By Jennifer Jenks
Last December, the U.S. Postal Service (USPS) agreed to delay the closing or consolidation of any post office or mail processing facility until May 15, in order to take the time to review the possible closures and collect input from public meetings.
Last Thursday, the USPS announced it would be moving all mail processing operations from the Bend Customer Service Mail Processing Center, among others, to the Portland Processing and Distribution Center.
Once the transfer is completed, the mail processing operation of the Bend Customer Service Mail Processing Center will cease.
The USPS has experienced a 25 percent decline in first-class mail volume since 2006 and receives no tax dollars for its operations, relying instead on the sale of postage, postal products and services.
“The decision to consolidate mail processing facilities recognizes the urgent need to reduce the size of the national mail processing network to eliminate costly underutilized infrastructure,” said Chief Operating Officer Megan Brennan. “Consolidating operations is necessary if the postal service is to remain viable to provide mail service to the nation.”
Specific dates have not been set for the transition. Until a specific date has been announced, residential and business mailers will continue to be served through the current facilities.
“The closure of the mail processing facilities in Bend, Pendleton, Eugene and Salem will not only add unnecessary delays to the delivery of mail and put a greater burden on hard-working postal employees throughout the state, it also threatens the integrity of Oregon’s vote-by-mail system,” said Oregon Senator Ron Wyden.
“These closures will make it unclear how long it will take mail ballots to travel from Central and Eastern Oregon and the Willamette Valley to Portland area for processing and then back to the appropriate local election officials. In Oregon, all ballots are cast by mail and in a presidential election year, where more vote-by-mail ballots are expected to be cast, not knowing how long it will take to process these ballots could disproportionately affect rural voters. Closing these facilities carries many unintended consequences.

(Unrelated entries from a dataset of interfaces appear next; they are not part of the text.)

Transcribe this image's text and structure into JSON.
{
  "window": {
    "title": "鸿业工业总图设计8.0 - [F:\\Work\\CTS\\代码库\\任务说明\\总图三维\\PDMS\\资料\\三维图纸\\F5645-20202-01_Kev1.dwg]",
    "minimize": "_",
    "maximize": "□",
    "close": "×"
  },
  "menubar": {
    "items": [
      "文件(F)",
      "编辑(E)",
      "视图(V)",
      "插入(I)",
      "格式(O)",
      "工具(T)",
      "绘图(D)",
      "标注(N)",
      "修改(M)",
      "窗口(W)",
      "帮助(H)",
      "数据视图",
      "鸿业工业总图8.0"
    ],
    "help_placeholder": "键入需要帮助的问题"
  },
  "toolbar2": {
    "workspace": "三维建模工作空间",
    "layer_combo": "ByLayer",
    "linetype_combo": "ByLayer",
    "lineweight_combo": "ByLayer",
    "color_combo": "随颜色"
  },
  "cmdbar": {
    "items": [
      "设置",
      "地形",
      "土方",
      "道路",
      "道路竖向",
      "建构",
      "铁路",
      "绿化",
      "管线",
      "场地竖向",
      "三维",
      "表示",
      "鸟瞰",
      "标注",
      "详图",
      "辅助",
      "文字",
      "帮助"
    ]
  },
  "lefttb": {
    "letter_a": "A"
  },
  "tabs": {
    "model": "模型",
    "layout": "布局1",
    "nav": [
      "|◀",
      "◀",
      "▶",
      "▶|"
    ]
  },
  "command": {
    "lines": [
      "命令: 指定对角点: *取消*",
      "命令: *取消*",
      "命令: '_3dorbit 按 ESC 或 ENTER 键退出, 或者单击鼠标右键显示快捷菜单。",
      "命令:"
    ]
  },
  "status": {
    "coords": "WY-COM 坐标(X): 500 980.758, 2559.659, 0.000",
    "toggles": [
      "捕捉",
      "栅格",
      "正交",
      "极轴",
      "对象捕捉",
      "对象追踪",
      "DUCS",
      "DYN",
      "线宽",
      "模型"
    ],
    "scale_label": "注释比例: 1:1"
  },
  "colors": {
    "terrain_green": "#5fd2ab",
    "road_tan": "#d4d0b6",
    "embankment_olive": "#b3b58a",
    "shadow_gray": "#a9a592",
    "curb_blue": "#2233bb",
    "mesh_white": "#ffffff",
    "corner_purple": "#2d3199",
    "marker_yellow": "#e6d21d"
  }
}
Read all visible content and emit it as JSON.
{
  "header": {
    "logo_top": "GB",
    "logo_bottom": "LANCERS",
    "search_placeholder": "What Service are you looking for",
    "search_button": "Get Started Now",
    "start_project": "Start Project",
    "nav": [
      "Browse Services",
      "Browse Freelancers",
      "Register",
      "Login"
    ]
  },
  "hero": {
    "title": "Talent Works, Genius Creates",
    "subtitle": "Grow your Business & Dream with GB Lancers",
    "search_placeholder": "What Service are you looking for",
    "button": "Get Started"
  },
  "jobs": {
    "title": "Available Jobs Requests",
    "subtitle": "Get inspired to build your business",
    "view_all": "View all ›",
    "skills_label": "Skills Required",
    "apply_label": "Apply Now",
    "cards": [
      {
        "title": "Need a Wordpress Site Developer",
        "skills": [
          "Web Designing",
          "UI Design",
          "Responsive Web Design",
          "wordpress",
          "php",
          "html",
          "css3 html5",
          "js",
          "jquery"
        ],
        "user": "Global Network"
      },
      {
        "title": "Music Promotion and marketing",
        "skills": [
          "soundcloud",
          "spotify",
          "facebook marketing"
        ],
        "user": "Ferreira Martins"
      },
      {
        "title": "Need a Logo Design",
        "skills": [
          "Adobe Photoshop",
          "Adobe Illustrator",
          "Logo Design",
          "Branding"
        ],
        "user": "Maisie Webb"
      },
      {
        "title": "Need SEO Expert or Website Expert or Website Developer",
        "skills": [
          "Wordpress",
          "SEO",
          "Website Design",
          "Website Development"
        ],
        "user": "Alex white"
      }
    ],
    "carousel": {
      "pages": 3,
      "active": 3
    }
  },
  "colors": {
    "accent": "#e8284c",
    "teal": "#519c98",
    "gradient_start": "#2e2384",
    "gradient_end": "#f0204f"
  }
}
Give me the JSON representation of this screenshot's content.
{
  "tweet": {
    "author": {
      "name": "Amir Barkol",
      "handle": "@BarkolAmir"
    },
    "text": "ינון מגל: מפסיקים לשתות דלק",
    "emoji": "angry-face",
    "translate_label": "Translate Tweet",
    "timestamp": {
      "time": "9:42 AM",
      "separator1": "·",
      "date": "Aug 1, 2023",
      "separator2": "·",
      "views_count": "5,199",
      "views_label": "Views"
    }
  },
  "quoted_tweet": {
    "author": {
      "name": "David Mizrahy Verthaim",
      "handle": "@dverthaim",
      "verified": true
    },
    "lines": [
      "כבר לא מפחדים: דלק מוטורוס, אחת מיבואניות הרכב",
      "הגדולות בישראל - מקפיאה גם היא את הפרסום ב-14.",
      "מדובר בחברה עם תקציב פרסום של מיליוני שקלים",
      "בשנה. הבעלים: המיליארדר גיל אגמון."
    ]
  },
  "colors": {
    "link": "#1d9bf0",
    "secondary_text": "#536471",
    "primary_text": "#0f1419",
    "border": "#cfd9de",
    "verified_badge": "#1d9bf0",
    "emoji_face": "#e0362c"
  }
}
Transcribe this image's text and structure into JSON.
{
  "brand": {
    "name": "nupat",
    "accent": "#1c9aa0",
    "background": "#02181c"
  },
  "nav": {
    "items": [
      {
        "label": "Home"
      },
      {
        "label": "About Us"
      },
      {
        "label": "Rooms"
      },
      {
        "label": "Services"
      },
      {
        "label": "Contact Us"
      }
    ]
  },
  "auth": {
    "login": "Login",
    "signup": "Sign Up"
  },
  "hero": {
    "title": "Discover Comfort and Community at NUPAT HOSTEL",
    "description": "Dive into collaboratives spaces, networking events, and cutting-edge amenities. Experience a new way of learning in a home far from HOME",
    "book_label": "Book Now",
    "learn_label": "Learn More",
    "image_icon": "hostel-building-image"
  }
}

It is not a risk worth taking.”
A list of mail processing studies and their status is available at: usps.com/ourfuturenetwork
Specific information about individual studies, including public meeting summaries and summary briefs, is posted on the website: usps.com/areamailprocessing as it becomes available.